▶ PROBLEM TO SOLVE
From the entries below, pull out each line where "hinzufügen" appears.

▶ Data records for software interfaces

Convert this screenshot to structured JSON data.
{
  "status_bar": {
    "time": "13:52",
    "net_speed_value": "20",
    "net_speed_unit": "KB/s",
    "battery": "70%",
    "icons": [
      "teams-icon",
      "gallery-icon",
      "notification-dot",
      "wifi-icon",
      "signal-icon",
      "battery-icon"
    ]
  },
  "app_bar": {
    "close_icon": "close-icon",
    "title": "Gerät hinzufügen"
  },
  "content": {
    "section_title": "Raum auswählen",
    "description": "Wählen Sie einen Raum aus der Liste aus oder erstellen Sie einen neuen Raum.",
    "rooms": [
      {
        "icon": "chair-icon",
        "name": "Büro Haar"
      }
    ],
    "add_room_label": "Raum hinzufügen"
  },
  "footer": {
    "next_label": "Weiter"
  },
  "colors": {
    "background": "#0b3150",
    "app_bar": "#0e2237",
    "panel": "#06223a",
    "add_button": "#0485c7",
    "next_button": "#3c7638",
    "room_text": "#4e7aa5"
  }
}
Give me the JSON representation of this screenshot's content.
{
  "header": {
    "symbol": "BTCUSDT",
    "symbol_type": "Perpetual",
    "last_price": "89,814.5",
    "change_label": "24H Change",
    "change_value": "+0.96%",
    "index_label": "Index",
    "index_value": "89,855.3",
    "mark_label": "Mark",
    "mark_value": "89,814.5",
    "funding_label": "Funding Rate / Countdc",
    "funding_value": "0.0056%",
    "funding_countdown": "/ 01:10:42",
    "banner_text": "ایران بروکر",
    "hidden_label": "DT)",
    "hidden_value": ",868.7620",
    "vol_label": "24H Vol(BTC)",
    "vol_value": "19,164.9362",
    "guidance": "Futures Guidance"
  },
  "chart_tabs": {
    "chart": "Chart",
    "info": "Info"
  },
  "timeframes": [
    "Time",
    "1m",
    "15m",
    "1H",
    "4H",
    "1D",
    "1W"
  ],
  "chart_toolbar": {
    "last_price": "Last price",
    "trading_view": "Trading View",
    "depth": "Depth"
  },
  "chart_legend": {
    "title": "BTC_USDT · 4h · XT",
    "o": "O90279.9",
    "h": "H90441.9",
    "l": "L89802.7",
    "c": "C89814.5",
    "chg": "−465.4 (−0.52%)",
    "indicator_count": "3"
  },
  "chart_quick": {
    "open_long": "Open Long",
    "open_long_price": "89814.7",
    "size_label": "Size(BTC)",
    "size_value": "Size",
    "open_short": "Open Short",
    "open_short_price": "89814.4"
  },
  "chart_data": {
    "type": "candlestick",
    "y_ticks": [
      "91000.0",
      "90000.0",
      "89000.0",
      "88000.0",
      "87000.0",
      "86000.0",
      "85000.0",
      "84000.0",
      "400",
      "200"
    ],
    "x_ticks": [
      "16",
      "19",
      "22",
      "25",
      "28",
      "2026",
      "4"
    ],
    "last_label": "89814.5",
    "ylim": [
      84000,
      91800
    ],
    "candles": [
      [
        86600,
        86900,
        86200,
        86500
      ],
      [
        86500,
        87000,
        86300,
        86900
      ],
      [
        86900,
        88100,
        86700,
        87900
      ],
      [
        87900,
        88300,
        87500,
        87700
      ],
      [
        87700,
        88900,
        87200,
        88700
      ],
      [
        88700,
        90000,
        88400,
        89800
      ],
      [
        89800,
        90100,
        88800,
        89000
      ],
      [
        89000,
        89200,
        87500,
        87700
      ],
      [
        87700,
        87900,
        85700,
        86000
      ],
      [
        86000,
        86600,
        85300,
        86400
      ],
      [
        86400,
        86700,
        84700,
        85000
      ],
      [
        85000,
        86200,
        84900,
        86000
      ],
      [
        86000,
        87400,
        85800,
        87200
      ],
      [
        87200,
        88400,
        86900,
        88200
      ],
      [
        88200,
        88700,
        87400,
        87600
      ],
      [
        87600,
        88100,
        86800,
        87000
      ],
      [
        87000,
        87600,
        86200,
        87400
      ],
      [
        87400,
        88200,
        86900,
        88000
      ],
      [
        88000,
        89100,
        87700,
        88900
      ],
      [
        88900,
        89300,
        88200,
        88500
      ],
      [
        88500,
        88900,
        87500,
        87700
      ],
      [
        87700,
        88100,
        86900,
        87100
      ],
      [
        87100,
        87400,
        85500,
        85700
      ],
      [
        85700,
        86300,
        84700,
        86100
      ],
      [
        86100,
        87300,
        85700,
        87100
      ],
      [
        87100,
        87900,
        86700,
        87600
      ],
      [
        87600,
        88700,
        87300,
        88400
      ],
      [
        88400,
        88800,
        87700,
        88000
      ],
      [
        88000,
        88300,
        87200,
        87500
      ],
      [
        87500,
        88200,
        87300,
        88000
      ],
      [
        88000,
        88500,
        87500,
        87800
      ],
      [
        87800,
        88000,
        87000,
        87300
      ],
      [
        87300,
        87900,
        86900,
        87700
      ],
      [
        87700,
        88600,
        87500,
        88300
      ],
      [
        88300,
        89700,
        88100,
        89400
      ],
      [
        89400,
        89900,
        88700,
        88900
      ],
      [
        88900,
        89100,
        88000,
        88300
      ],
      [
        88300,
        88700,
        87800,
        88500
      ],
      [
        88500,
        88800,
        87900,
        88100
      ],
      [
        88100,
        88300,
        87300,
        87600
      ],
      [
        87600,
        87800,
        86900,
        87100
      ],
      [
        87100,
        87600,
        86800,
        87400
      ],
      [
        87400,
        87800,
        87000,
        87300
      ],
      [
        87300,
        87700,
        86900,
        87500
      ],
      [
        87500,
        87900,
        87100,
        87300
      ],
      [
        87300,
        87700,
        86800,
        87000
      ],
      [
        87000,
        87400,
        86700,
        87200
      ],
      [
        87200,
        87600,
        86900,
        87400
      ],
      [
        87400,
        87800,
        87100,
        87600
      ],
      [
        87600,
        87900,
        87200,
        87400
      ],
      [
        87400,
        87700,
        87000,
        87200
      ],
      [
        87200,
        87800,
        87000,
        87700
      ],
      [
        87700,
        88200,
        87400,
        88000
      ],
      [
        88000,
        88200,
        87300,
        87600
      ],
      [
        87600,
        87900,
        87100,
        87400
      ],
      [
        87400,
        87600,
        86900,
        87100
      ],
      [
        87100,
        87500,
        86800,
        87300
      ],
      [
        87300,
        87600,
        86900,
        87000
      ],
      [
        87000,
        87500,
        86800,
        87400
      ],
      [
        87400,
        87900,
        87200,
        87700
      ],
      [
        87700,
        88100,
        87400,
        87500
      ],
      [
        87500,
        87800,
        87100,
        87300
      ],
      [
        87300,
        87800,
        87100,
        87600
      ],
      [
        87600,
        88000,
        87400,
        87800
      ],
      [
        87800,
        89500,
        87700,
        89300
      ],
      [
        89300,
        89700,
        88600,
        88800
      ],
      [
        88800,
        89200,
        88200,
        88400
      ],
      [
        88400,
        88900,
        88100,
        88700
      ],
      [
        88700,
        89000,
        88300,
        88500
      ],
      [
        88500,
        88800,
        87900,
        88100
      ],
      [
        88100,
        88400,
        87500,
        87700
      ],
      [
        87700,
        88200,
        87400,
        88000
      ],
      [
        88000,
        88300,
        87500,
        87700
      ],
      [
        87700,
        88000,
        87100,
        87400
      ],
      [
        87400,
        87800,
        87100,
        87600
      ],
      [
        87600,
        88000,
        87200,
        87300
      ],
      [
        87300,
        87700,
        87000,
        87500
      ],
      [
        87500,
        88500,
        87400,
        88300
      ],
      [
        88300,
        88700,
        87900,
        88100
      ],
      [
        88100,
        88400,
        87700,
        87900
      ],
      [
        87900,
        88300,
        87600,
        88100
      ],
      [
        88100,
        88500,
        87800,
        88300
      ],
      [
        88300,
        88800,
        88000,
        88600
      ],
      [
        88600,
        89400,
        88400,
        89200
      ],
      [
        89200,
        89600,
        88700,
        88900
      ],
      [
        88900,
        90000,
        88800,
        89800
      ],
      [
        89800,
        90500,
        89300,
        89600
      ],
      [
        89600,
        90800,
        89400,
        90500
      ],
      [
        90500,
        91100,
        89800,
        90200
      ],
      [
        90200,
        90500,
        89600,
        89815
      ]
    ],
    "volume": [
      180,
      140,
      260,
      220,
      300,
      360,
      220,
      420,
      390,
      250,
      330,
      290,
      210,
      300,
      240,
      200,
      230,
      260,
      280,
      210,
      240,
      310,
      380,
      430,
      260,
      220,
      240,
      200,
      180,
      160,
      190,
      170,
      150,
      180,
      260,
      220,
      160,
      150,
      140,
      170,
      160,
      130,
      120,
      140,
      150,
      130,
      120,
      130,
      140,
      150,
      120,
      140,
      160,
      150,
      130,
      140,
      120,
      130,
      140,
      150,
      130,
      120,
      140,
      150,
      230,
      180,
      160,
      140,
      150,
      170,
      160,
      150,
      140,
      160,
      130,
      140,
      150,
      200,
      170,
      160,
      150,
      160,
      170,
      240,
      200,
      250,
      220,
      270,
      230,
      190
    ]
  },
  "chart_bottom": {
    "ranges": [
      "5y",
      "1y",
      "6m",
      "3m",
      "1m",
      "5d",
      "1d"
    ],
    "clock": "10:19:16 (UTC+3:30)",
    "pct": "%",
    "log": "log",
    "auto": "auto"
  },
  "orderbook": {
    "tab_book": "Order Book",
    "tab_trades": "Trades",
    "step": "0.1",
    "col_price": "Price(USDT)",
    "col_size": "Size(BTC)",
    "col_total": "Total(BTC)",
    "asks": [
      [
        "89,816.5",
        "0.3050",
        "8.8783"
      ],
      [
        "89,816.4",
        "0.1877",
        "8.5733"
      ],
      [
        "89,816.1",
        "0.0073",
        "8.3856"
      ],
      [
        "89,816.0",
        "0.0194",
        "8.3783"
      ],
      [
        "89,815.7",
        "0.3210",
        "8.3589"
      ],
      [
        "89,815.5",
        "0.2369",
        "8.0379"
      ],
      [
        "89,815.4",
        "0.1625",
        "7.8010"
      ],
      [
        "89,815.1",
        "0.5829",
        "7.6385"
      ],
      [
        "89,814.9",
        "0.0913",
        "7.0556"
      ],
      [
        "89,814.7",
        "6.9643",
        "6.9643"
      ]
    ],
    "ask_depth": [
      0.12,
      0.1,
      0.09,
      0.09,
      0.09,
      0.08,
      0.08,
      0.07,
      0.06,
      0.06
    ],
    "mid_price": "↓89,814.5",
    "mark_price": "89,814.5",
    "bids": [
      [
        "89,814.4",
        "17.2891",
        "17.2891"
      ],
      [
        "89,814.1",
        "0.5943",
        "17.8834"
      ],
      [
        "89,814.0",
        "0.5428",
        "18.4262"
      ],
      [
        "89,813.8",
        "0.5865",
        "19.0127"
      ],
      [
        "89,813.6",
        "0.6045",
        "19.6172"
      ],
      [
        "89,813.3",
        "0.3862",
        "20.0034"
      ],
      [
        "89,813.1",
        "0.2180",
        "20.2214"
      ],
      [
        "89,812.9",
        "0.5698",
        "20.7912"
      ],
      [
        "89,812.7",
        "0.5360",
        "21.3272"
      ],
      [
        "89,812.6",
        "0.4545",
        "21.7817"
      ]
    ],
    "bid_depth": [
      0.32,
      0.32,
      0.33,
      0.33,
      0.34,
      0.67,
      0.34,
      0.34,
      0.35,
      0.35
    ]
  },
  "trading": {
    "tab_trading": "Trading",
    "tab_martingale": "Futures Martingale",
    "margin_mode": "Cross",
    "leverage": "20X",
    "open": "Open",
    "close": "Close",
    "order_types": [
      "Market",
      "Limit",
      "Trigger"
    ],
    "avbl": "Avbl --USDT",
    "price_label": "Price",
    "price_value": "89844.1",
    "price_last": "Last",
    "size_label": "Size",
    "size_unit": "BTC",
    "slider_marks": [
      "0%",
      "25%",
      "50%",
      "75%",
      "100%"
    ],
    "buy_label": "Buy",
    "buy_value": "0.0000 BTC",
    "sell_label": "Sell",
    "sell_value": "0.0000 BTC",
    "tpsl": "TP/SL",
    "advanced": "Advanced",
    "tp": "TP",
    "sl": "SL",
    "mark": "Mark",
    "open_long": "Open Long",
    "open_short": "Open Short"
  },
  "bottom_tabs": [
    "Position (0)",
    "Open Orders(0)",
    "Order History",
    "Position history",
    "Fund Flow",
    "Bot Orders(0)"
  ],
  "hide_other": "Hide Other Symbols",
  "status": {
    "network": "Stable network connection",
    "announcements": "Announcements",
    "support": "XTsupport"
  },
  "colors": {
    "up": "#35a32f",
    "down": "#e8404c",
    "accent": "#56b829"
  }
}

▶ ANSWER BOX
    "title": "Gerät hinzufügen"
    "add_room_label": "Raum hinzufügen"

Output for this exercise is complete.